(Credit:Royal Collection Trust)

The original marks made by the artist have now been seen for the first time in nearly 300 years, and have been hailed as “categorically” proving he did not trace the works using camera tricks. (Furness, 2017)

(Credit: Royal Collection Trust)

(Credit: Royal Collection Trust)

(Credit: Royal Collection Trust).

(Credit: Art Gallery of NSW)

Canaletto and his nephew Bernardo Bellotto began to experiment with etching in the early 1740s, an enterprise that has often been attributed to the decline in visitors to Venice and commissions following the War of Austrian Succession.
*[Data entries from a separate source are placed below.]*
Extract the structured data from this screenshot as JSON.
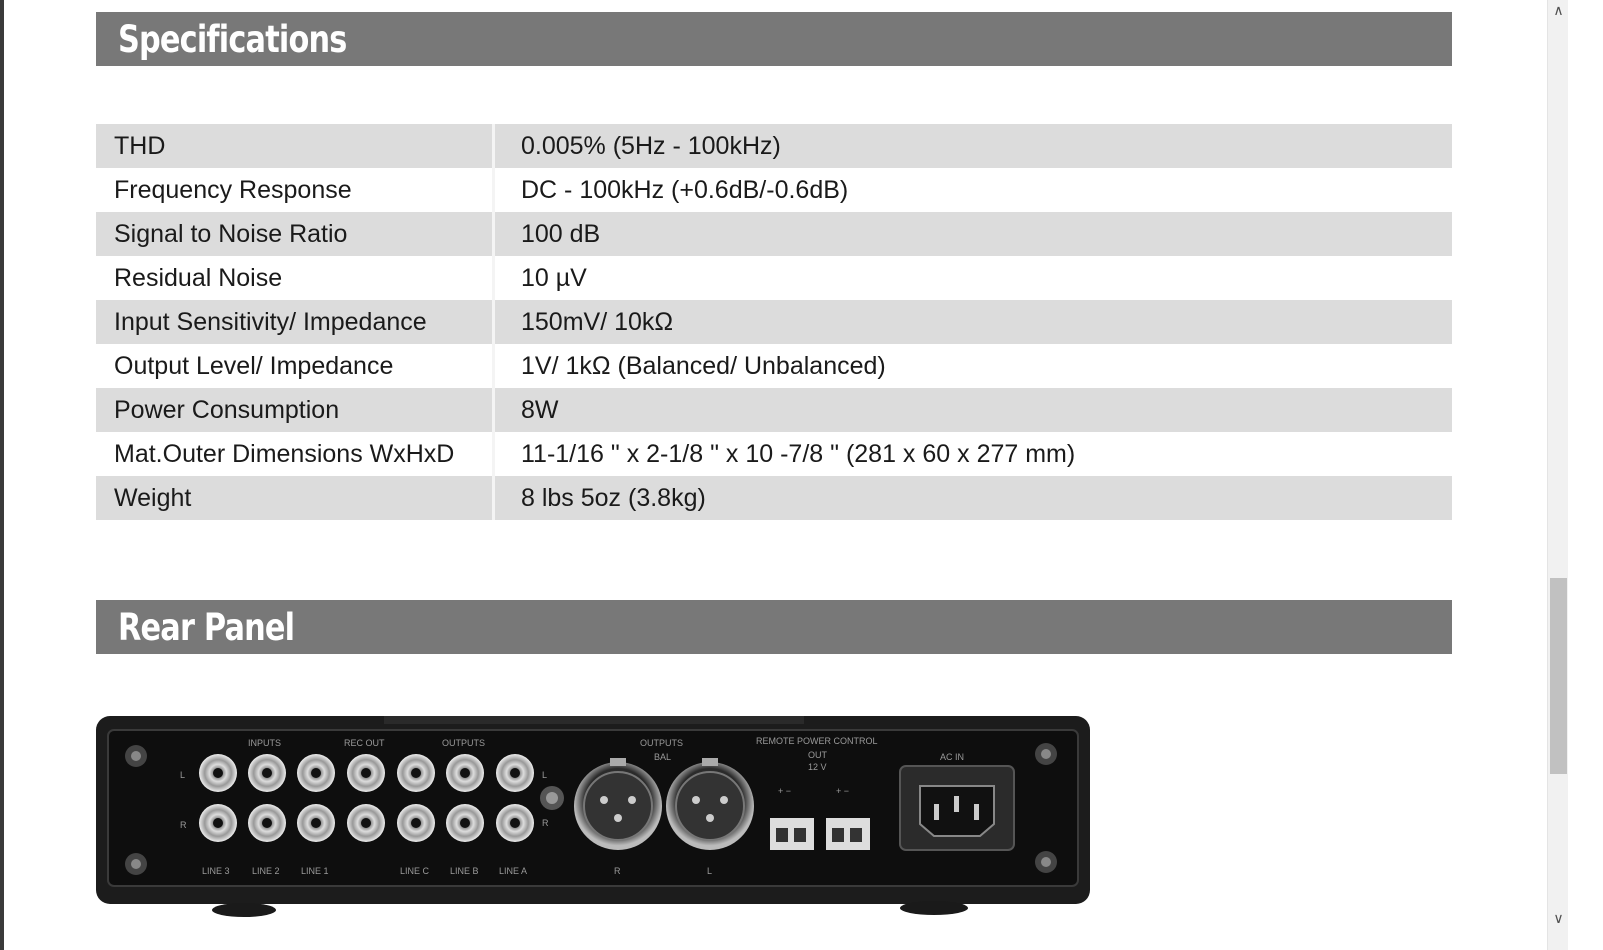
{
  "sections": {
    "specifications": "Specifications",
    "rear_panel": "Rear Panel"
  },
  "specs": [
    {
      "label": "THD",
      "value": "0.005% (5Hz - 100kHz)"
    },
    {
      "label": "Frequency Response",
      "value": "DC - 100kHz (+0.6dB/-0.6dB)"
    },
    {
      "label": "Signal to Noise Ratio",
      "value": "100 dB"
    },
    {
      "label": "Residual Noise",
      "value": "10 µV"
    },
    {
      "label": "Input Sensitivity/ Impedance",
      "value": "150mV/ 10kΩ"
    },
    {
      "label": "Output Level/ Impedance",
      "value": "1V/ 1kΩ (Balanced/ Unbalanced)"
    },
    {
      "label": "Power Consumption",
      "value": "8W"
    },
    {
      "label": "Mat.Outer Dimensions  WxHxD",
      "value": "11-1/16 \" x 2-1/8 \" x 10 -7/8 \" (281 x 60 x 277 mm)"
    },
    {
      "label": "Weight",
      "value": "8 lbs 5oz  (3.8kg)"
    }
  ],
  "rear_panel": {
    "labels": {
      "inputs": "INPUTS",
      "rec_out": "REC OUT",
      "outputs": "OUTPUTS",
      "outputs_bal": "OUTPUTS",
      "bal": "BAL",
      "remote": "REMOTE POWER CONTROL",
      "out": "OUT",
      "volt": "12 V",
      "ac_in": "AC IN",
      "l": "L",
      "r": "R",
      "line3": "LINE 3",
      "line2": "LINE 2",
      "line1": "LINE 1",
      "linec": "LINE C",
      "lineb": "LINE B",
      "linea": "LINE A",
      "xlr_r": "R",
      "xlr_l": "L",
      "plus1": "+ −",
      "plus2": "+ −"
    }
  },
  "scrollbar": {
    "up_icon": "∧",
    "down_icon": "∨"
  }
}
Many of Canaletto's prints take their subject matter from the locks, sluice gates and summerhouses along the Brenta Canal towards Padua; others are entirely imaginary. Canaletto made just thirty-three etchings in total. (www.royalcollection.org.uk)

After the image has been etched the artist applies ink to the plate with a dauber. Too much pressure will flatten the burrs and ruin the image. Once the plate is completely covered with a thin layer, a tarlatan cloth (open-weave muslin) is used to wipe away excess ink. Once the desired amount of ink is removed, the plate is run through an etching press along with a piece of dampened paper to produce a print.(Wikipedia) This is a particularly delightful etching by Canaletto titled Le Porte Del Dolo (1735-1746).

(Credit: Art Gallery of NSW)

The Hero Image today is An imaginary view of Padua by Canaletto (Source: Art Gallery NSW*

Reference: Furness, H. Royal Collection uses infrared to prove Canaletto did not trace his drawings, Telegraph, UK. 14 Apr 2017)